If a site has improved or has been restored and is being managed to maintain an improved baseline, it may be appropriate to review and update the limits of acceptable change to ensure they reflect the new baseline.

Exceeding or not meeting limits of acceptable change

Given the challenges with setting limits of acceptable change, exceeding or not meeting limits of acceptable change for any component may not necessarily indicate that there has been a change in ecological character for the whole site. However, when a limit of acceptable change is not met or has been exceeded this may require investigation to determine whether there has been a change in ecological character within the meaning of the Ramsar Convention.

References

1 The Ramsar Convention is an intergovernmental treaty that provides the framework for national action and international cooperation for the conservation and wise use of wetlands and their resources.

2 The phrase "in the context of sustainable development" is intended to recognize that whilst some wetland development is inevitable and that many developments have important benefits to society, developments can be facilitated in sustainable ways by approaches elaborated under the Convention, and it is not appropriate to imply that 'development' is an objective for every wetland.

3 Wise use was redefined in 2005; Resolution IX.1 Annex A

4 at the time of designation as a Ramsar Wetland of International Importance (Resolution VI.1 Annex Para 2.1)

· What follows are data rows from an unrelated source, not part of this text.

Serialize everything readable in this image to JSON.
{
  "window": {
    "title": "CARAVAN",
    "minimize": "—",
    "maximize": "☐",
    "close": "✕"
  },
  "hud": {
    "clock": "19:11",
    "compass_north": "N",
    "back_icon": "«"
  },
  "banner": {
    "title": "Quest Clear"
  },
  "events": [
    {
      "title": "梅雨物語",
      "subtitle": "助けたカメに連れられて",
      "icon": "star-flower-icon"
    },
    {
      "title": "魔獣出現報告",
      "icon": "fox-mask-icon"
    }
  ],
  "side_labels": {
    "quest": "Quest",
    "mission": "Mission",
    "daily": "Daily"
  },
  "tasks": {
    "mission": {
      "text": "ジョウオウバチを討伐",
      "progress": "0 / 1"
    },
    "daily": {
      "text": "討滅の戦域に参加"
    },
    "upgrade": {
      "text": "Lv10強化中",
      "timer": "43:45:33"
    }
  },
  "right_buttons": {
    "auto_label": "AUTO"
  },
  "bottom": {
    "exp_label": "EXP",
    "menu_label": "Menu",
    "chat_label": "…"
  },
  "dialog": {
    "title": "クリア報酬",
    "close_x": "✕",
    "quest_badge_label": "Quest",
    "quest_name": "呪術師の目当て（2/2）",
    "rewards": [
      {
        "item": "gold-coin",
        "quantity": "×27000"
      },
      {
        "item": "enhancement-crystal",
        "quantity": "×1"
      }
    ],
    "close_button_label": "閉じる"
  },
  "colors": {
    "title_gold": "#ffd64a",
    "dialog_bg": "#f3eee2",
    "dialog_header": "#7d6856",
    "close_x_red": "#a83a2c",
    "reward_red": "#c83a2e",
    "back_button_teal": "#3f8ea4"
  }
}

Department of the Environment, Water, Heritage and the Arts (2008). National Framework and Guidance for Describing the Ecological Character of Australia's Ramsar Wetlands. Module 2 of the National Guidelines for Ramsar Wetlands—Implementing the Ramsar Convention in Australia. Australian Government Department of the Environment, Water, Heritage and the Arts, Canberra.

Phillips B (2006). Critique of the Framework for describing the ecological character of Ramsar Wetlands (Department of Sustainability and Environment, Victoria, 2005) based on its application at three Ramsar sites: Ashmore Reed National Nature Reserve, the Coral Sea Reserves (Coringa-Herald and Lihou Reefs and Cays), and Elizabeth and Middleton Reefs Marine National Nature Reserve. Mainstream Environmental Consulting Pty Ltd, Waramanga ACT.